Repeat verbatim the lines of the data below, beginning with the line containing "Serialize everything readable" and continuing to the end.

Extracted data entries
════════

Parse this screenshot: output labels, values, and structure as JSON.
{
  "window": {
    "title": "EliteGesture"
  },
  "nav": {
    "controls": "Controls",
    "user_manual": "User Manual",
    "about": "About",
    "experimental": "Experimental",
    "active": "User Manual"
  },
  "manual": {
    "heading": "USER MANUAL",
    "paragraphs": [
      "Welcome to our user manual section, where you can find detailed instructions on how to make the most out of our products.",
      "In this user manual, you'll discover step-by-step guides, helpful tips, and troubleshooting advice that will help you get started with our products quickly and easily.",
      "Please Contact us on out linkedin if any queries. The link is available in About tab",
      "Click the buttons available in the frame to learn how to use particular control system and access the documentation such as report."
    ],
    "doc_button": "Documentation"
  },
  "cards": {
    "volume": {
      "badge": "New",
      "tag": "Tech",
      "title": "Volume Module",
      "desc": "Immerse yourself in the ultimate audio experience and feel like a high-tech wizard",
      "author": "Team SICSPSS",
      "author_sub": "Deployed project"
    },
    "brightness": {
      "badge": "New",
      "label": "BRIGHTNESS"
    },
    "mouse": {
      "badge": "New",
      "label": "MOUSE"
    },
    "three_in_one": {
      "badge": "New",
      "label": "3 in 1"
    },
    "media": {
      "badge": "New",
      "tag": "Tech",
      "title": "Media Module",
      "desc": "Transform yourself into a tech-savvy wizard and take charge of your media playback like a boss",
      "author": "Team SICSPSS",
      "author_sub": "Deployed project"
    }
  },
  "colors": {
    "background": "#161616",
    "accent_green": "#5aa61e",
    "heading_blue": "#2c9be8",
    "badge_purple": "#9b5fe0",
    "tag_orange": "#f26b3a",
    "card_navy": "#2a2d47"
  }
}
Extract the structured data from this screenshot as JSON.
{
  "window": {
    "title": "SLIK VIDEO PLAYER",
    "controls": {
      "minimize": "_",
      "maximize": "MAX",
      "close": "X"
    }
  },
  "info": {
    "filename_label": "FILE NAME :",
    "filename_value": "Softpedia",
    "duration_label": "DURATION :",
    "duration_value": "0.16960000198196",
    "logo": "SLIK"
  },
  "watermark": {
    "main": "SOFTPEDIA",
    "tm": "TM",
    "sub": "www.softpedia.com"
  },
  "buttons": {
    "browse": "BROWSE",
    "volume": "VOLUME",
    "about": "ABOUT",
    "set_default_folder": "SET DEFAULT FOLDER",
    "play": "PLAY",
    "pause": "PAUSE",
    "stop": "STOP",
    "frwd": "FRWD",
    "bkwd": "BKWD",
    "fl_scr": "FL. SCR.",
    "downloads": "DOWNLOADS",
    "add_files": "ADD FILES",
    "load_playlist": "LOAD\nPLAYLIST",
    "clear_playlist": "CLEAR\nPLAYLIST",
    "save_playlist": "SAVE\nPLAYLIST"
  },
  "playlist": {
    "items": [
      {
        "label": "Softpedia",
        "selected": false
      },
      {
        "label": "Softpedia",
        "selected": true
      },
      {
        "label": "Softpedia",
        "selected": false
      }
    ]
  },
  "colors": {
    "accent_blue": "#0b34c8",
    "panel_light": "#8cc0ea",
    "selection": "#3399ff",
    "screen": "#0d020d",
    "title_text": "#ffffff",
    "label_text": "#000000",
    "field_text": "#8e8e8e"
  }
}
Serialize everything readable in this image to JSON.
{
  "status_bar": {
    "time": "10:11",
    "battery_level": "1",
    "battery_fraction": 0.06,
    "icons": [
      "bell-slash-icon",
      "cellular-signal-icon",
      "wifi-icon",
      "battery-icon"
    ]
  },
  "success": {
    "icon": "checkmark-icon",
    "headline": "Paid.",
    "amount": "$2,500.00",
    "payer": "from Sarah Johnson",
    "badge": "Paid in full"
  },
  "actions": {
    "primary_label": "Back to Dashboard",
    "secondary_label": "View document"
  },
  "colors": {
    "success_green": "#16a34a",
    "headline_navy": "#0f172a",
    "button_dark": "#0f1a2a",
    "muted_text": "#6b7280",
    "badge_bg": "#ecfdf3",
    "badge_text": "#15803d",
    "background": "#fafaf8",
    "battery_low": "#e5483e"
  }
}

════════

# [RESPONSE FOR THIS EXERCISE]
Serialize everything readable in this image to JSON.
{
  "status_bar": {
    "time": "10:11",
    "battery_level": "1",
    "battery_fraction": 0.06,
    "icons": [
      "bell-slash-icon",
      "cellular-signal-icon",
      "wifi-icon",
      "battery-icon"
    ]
  },
  "success": {
    "icon": "checkmark-icon",
    "headline": "Paid.",
    "amount": "$2,500.00",
    "payer": "from Sarah Johnson",
    "badge": "Paid in full"
  },
  "actions": {
    "primary_label": "Back to Dashboard",
    "secondary_label": "View document"
  },
  "colors": {
    "success_green": "#16a34a",
    "headline_navy": "#0f172a",
    "button_dark": "#0f1a2a",
    "muted_text": "#6b7280",
    "badge_bg": "#ecfdf3",
    "badge_text": "#15803d",
    "background": "#fafaf8",
    "battery_low": "#e5483e"
  }
}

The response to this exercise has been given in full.